[INFORMATION SHOWN Boundary: Start]

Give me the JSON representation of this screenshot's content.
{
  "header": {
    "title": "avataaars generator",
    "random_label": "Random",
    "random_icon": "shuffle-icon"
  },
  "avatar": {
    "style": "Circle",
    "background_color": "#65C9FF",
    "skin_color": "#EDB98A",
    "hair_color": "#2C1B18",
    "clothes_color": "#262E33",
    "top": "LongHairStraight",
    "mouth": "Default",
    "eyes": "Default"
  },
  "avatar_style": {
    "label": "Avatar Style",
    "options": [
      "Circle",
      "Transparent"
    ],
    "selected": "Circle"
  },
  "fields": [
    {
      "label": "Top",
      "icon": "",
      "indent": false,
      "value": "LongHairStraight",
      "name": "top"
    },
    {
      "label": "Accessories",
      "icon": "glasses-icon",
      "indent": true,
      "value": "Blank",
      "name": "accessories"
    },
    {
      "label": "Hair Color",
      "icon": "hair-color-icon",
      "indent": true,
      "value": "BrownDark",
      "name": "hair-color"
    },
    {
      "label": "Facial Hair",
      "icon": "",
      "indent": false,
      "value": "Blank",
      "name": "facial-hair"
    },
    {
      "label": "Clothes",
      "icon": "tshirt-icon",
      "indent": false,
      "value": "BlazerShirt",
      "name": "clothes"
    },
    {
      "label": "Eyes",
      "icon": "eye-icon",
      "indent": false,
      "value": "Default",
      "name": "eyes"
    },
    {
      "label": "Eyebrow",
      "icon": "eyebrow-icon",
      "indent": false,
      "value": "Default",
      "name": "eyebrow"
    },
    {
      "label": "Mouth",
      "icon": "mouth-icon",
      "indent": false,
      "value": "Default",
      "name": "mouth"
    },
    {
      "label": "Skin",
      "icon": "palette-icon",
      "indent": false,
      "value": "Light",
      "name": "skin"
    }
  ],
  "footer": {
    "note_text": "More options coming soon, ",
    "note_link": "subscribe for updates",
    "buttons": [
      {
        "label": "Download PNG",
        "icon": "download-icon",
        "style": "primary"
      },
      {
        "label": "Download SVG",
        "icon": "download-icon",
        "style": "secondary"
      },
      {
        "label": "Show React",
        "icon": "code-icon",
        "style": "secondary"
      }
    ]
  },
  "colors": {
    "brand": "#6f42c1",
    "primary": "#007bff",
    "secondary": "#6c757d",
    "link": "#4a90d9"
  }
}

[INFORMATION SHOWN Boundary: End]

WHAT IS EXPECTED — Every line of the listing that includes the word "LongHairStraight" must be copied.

RESPONSE TO THIS TASK —
    "top": "LongHairStraight",
      "value": "LongHairStraight",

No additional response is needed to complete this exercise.